It is possible to copy/paste iptables commands from that /tmp/ipmenu.log file and have them automatically ran when rebooting the machine.

Logging packets with IPmenu

IPtables (and hence IPmenu) allows to log (using syslog) packets that match certain criteria.  Using the limit fields, it is possible to limit the number of matches to, say, 10 per minute  (fill out the field Limit rate and enter : 10/minute) :

Note that the levels (choices for the Log level field) are obtained by pressing F2.  Also F2 is used to toggle the value of the booleans "Log TCP Options" from NO to YES.

Policy Routing with ipmenu

The Linux kernel supports multiple routing tables, the name of this table is called "routing key" in ipmenu.  The normal routing key is "main".  It is possible to check whether your Linux kernel was compiled with the option "multiple routing tables" by trying the "Show ip rule" menu under the Route item.  If this doesn't work, you have to recompile the kernel to support the "ip rule" command (the kernel must support policy routing for these menus to work).

Suppose you want a special routing key for all "email" traffic :

After saving (press F3) that routing key, you can check under "show ip rule" that all traffic that will be "marked" by Netfilter as "email" will use the "email" routing tables.

To configure the "email" routing table, go to the "Route" menu, and add a default route :

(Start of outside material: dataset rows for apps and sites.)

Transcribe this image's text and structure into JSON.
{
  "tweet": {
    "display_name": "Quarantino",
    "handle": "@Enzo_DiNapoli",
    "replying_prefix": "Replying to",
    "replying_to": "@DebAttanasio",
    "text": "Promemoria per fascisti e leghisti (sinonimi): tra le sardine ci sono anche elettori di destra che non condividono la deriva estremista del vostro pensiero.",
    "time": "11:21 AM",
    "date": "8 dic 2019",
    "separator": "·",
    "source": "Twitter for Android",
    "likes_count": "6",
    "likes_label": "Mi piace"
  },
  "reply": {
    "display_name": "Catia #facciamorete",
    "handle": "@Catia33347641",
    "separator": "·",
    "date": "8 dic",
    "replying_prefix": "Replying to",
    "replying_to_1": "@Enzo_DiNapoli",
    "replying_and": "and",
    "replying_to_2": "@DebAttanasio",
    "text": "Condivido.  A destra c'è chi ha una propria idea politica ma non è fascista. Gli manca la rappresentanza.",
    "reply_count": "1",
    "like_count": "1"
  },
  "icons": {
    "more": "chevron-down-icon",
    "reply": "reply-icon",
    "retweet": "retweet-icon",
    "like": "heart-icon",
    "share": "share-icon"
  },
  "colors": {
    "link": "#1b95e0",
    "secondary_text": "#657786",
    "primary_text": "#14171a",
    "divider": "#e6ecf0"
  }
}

You could for example set up the default route for the "email" table to use a different outgoing network interface than for the "main" routing key.

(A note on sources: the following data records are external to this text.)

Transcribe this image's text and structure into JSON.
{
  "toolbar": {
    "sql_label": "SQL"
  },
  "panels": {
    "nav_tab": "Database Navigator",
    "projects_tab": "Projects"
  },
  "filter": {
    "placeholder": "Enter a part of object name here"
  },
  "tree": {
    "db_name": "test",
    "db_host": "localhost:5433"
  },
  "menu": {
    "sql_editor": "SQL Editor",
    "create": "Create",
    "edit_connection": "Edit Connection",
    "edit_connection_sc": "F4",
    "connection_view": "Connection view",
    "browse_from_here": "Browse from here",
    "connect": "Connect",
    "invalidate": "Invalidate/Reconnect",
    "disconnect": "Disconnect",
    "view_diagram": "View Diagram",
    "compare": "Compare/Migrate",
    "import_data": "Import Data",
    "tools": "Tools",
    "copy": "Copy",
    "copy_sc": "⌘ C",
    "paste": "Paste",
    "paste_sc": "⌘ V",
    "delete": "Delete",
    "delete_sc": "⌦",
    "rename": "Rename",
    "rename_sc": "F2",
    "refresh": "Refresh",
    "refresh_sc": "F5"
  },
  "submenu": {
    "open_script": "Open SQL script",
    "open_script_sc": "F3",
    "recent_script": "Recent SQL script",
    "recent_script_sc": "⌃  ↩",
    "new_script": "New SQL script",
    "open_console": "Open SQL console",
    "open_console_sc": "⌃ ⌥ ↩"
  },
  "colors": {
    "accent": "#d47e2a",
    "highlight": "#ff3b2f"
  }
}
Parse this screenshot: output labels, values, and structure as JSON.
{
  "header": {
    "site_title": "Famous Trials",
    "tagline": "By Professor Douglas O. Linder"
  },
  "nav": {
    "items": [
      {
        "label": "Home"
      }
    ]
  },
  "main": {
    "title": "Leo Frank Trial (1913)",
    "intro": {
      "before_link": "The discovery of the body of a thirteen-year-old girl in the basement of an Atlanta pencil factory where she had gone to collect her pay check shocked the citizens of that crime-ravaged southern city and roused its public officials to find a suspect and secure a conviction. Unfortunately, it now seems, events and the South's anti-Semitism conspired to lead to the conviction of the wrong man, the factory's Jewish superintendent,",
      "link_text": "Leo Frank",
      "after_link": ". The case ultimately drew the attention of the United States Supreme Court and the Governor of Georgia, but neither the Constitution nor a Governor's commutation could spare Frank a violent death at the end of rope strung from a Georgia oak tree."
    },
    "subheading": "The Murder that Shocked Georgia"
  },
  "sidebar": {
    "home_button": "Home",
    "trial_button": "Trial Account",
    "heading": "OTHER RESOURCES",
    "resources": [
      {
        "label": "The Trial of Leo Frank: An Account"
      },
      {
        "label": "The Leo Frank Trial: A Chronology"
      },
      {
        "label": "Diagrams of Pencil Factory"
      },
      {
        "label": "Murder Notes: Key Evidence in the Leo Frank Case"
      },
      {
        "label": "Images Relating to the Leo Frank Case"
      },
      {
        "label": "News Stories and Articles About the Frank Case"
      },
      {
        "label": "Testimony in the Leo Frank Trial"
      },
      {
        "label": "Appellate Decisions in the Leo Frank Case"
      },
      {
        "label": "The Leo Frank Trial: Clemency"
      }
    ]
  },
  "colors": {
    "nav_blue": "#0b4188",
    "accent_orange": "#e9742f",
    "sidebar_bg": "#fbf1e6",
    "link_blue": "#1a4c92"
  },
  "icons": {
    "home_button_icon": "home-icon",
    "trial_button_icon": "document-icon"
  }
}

What is left to do, is "mark" using Netfilter, the traffic that should use the "email" routing table.  In the "Mangle" table, it is possible to add a rule that selects all TCP traffic to port 25 (smtp) and select the routing key "email" for it.

Traffic Control (Class Based Queueing) with ipmenu

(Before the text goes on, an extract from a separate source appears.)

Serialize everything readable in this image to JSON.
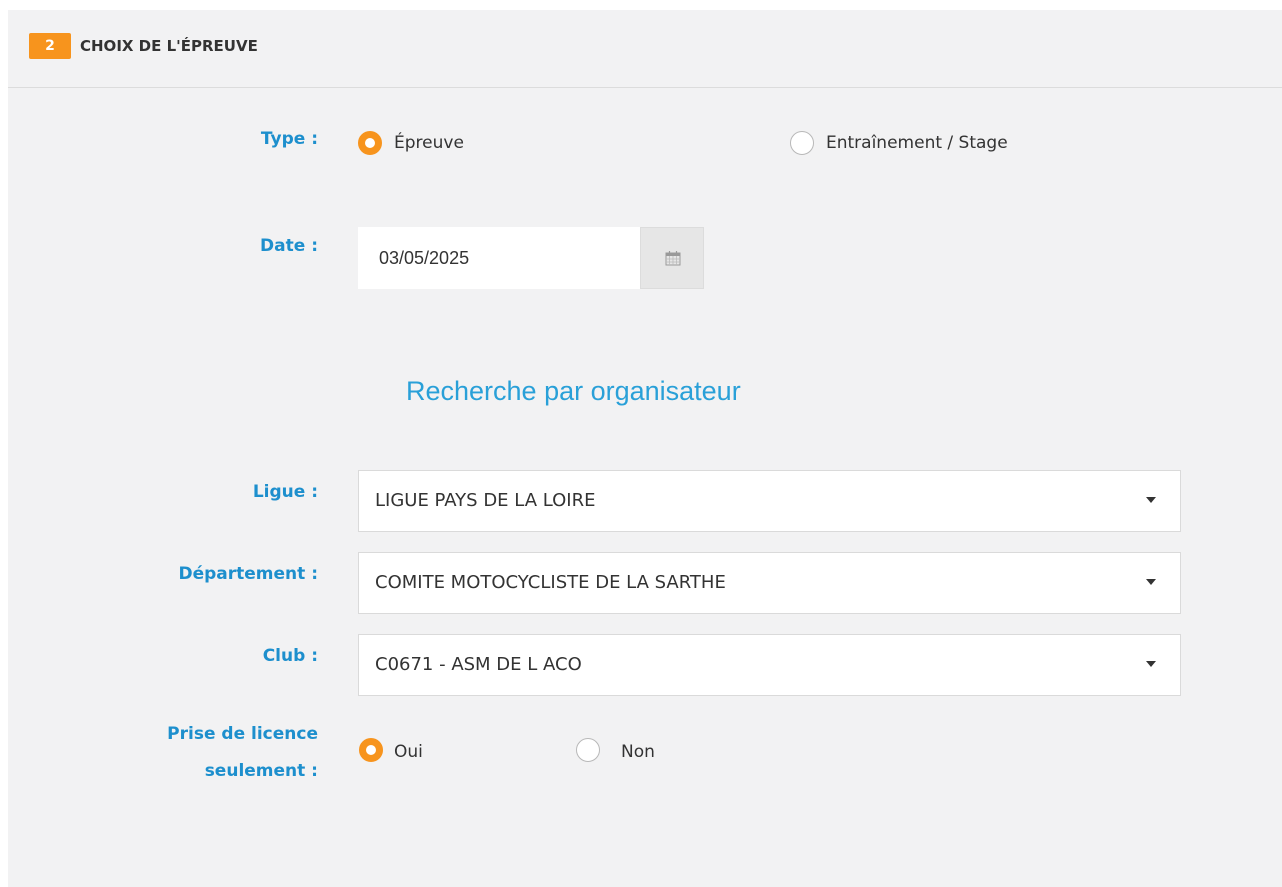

The necessary kernel modules (sch_tbf, sch_cbq, cls_fw) etc. must be loaded for the Traffic Control (Quality of Service, or QoS) to work.

With ipmenu, assuming the sch_tbf, token bucket queueing discipline is loaded into the Linux kernel, one can easily configure a token bucket filter on a given network interface :

The above screenshot shows how to limit traffic to 256 kilobit on interface eth0 by installing a TBF queueing discipline on it.

ipmenu also allows CBQ (class based queueing) to be configured, to divide a link into "chunks" or "classes" of a given bandwidth.

Select 'Add CBQ' from the menu :

The CBQ configuration asks for the total bandwith of interface eth1 and the average packet size (10Mbit and 1000 bytes) :

After setting up the CBQ qeueuing discipline, one can starts adding multiple classes (use the 'Add class' menu) :

The following is an example where a 8Mbit class is added (bounded and isolated) :

A queueing discipline must then be installed for the class that we created (ipmenu has called the class "8001:8001") :

Simply use the default parameters for the SFQ queueing discipline.

The situation is now as follows : eth1 has a CBQ with a class (called 8001:8001) installed on it with a "leaf" queueing discipline of SFQ.

Go to the Netfilter "Mangle" table and mark traffic to go to class 8001:8001 : select 8001:8001 from the Choices menu (F2) for all traffic to TCP port 8080, for example :

The "Show" item can be used to see whether traffic is "matched" and marked by the rule :

If you go to the queuing statistics you can see traffic distribution over the qdiscs.  Note that incoming traffic on 8080 (although it was "marked" by netfilter) is not displayed (only outgoing traffic , traffic that is "sent" is classified) :

ipmenu also has some support for adding a "subclass" of a class : select the class 8001:8001 and then go to "Subclasses" (Add class) :

The following screenshot shows how to add a 500K class in the 8Mbit class that we've created before :

The class (when saved using F3) will be assigned a name, such as 8001:8002.  Just as before, you can add a SFQ queueing discpline to this class, and configure the Netfilter Mangle table to MARK traffic using thet 8001:8002 class key.